Please see an attorney asap. I don't see how you will ever be personally liable for property taxes, but if they go to sale, the title will be transfer to the winning bid. If you cannot pay the taxes, maybe you have enough time to pay them from the closing, if you decide to go that route. Either way, please seek legal help. Good luck.
You have received great advice. You might have some options, but what path you take will really depend on what you like to accomplish. What are the realistic goals: loan modification, no judgment against you, extra time to relocate, eliminate other debts, etc? I would definitely see a foreclosure/bankruptcy attorney asap. You will certainly benefit from understanding you realistic legal options, both in short term and long term. Good luck.
Generally, there is a notice requirement to break (or attempt to break) a lease. From the information you provided, it seems like that didn't happen. I suggest you start with the non-legal route, and have a civil conversation with your tenant. Perhaps you can come to an agreement. Good luck.
I agree. The banks will very rarely accept a deed in lieu. However, you probably have more options than you are aware of. I strongly suggest you sit down with an attorney and find out what option is best for you and your family. Good luck.
If you have a six month written lease executed by the landlord, you have a right to live there for six months, unless you are in violation of the lease. If you are in violation of the lease, you should receive a proper notice and time to cure any violation (5 days for non-payment of rent and 10 days for other alleged defaults) In short, your landlord can’t kick you out in without cause. Illinois is not a self-help state. If the landlord wants to kick you out, that will require a valid court...
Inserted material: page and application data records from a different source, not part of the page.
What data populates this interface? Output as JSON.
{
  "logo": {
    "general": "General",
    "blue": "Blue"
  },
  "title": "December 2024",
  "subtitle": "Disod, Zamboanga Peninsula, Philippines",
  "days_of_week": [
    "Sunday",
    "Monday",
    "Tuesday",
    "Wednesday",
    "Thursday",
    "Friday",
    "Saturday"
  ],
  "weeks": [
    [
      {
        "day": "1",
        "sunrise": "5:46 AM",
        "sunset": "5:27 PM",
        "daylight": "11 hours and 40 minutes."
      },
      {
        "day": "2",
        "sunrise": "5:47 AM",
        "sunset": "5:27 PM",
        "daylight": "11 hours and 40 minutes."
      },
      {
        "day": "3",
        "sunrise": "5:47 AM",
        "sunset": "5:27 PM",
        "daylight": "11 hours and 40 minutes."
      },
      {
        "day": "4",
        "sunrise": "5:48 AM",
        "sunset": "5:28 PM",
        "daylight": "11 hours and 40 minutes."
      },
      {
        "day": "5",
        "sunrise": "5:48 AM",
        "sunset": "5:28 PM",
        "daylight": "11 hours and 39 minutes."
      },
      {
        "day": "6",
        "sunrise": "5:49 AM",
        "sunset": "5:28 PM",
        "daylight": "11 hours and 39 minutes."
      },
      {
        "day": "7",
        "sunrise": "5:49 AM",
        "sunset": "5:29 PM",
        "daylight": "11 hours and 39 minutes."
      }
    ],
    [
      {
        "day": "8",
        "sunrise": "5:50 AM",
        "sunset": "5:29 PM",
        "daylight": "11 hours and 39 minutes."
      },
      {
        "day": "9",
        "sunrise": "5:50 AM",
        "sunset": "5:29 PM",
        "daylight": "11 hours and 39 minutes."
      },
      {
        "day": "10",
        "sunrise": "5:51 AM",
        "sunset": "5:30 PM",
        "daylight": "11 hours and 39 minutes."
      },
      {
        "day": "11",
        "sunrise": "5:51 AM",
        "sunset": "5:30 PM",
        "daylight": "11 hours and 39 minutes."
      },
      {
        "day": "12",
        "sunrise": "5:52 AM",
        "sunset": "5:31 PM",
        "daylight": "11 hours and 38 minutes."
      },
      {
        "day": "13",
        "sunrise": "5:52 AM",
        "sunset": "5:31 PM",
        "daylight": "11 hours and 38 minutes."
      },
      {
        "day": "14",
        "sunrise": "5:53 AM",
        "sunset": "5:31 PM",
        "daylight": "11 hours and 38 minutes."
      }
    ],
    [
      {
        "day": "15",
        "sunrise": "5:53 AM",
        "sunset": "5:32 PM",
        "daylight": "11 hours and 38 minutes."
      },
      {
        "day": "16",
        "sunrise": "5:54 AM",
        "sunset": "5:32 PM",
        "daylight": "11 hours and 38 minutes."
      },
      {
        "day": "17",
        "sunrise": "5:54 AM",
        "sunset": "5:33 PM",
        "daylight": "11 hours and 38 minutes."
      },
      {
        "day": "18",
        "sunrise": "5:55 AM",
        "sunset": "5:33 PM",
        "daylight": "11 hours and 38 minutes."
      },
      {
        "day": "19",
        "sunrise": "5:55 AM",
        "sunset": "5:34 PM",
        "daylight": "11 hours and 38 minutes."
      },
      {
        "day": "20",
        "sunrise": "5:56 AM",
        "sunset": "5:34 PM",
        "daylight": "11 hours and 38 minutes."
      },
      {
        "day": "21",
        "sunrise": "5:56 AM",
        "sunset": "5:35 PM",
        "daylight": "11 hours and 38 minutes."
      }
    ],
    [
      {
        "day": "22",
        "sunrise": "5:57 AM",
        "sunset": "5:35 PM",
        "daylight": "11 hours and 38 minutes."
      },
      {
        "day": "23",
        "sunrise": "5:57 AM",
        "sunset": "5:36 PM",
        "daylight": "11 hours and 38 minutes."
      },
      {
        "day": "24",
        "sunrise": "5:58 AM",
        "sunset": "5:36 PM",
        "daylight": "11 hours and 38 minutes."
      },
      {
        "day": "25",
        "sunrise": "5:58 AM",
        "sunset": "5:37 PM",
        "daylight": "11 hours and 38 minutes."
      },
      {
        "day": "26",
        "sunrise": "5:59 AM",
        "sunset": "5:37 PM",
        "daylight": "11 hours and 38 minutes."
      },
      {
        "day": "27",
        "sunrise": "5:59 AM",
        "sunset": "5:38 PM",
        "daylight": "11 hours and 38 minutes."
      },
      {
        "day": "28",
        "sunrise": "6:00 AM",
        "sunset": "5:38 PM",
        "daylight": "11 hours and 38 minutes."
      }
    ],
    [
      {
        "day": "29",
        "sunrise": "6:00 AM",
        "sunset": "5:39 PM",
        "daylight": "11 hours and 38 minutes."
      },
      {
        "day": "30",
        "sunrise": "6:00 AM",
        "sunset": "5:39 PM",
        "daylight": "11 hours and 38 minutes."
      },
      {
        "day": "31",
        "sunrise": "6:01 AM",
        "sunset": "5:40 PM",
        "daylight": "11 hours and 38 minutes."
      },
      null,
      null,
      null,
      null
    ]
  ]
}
This is a simple civil demand, a negotiation, and not a matter for the state attorneys office. Personally, I think offering $150 seems too generous, but that’s your call. While they have a right to initiate a civil lawsuit, based on the circumstances, I don’t think that will be the case here. While ultimately it is your decision, but I would not pay them anything.